Atlanta’s war room went crazy and suddenly, the road was clear for them to draft Heyward. Bridges would be hired away from the Marlins to help sign Heyward. But Atlanta was far from being done. They had 49 more draft selections. Their next two were used on a high school third baseman, Jon Gilmore, and right-hander Josh Fields out of the University of Georgia. Nine picks later, they drafted lanky Freddie Freeman out of El Modena High School in Orange, CA. Their next eleven picks were a mixture of junior college and four-year guys like Brandon Hicks, Cory Gearrin, Travis Jones, Michael Fisher, and “pitcher” Brandon Belt. The last name wouldn’t sign. Neither would Fields. Fifth-round selection Dennis Dixon out of the University of Oregon did sign, but played just one summer before returning to college to start at QB for the Oregon Ducks.
Righties Caleb Brewer and Paul Demny (who didn’t sign) represented the first two high schoolers taken after the rush of college players, but Atlanta would head back to college-age guys in the 16th through 21st rounds.

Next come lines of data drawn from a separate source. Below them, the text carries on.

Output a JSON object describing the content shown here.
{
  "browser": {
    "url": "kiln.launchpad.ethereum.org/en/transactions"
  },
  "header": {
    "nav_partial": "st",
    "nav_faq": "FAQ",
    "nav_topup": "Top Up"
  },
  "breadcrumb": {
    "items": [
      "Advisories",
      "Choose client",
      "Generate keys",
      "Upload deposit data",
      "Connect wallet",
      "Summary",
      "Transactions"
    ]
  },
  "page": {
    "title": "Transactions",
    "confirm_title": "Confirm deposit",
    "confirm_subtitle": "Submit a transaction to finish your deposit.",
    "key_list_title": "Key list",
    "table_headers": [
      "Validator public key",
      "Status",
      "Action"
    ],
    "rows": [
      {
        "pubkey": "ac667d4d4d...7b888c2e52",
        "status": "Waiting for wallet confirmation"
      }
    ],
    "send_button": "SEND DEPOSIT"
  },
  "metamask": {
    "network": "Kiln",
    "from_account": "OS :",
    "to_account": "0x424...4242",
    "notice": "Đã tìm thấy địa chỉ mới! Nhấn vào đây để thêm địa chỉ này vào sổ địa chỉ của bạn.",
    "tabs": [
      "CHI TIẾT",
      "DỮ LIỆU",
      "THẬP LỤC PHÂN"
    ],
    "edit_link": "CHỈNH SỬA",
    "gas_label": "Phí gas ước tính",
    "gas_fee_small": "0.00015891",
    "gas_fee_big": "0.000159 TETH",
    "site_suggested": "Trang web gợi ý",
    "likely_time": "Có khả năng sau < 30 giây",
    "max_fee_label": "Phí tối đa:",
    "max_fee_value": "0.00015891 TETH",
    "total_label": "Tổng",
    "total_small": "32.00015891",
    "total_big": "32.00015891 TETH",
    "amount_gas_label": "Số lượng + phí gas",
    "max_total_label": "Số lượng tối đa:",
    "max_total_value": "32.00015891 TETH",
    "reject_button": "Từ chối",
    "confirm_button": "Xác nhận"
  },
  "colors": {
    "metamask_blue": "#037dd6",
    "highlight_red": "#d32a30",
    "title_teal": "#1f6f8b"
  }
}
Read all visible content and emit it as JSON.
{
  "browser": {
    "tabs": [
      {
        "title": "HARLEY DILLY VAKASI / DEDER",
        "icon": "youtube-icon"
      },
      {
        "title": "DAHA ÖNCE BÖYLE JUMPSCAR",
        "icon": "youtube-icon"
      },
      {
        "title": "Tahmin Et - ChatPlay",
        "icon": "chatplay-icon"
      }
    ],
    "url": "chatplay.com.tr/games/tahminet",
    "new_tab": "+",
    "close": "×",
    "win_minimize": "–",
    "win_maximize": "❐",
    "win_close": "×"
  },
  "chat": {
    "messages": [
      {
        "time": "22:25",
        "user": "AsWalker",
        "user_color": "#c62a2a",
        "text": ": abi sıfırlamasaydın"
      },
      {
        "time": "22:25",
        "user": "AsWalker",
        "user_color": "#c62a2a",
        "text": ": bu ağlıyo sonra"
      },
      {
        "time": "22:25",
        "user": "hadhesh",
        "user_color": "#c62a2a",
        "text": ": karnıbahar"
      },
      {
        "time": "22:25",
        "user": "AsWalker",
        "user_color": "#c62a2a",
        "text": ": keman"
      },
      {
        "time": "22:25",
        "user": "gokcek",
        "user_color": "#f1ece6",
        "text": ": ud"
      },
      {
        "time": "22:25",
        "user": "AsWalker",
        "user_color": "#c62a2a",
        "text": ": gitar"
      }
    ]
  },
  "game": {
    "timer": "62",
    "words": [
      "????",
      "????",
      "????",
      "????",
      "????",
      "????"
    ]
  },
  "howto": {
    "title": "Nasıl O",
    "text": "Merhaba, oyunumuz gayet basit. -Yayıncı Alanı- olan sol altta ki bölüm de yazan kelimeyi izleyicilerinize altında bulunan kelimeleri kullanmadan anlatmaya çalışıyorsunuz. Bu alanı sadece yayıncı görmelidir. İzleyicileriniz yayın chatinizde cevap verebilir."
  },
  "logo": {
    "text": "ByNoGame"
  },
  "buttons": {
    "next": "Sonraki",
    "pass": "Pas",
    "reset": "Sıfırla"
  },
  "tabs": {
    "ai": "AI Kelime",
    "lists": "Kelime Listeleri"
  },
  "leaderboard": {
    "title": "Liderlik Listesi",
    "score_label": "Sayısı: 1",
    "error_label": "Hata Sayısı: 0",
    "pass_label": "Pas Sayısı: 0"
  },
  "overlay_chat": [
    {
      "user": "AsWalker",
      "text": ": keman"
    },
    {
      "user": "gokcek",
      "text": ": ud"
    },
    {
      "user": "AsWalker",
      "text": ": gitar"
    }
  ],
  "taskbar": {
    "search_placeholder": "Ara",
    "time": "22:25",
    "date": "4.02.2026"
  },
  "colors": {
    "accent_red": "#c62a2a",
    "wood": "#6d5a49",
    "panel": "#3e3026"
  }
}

Some interesting names from the remainder of the draft include C.J. Lee in the 20th round, Benino Pruneda in the 31st, and a pair of players in the 27th and 33rd rounds who would both be drafted again the following season (Adam Milligan and Craig Kimbrel).
The draft would be known for Heyward and Freeman. Each would climb up the ladder and become good friends with a bromance reminiscent of Jeff Francoeur and Brain McCann a few years before. Gilmore would be used by the Braves to acquire Javier Vazquez from the White Sox in the winter of 2008-09. Hicks and Gearrin would both get to the majors with Gearrin following Hicks’ footsteps by becoming a semi-established player for the Giants. But the Braves weren’t able to develop anymore of the players. While three (Fields, Belt, and 24th rounder Mitch Harris) would all make it to the majors, it was only after re-entering the draft and getting selected by a different team. Of course, the relationship with Kimbrel would become very fruitful.
Pruneda and Fisher both flashed big potential at times, but neither saw their careers progress to AAA with the Braves. Fisher’s career is over, but Pruneda continues to try to harness some filthy stuff and recently made his Triple-A debut with the Royals’ organization.
This draft really only developed two great players, but their greatness helps push this draft into my Top 5. Heyward gave the Braves five good seasons once he made it to the majors before being traded to the Cardinals. If you add Shelby Miller‘s deal, the Braves effectively 24.6 WAR from Heyward plus Tyrell Jenkins, Ender Inciarte, Aaron Blair, and Dansby Swanson. Really shines up this draft even if the Braves may have tried to be sneaky as possible to get Heyward.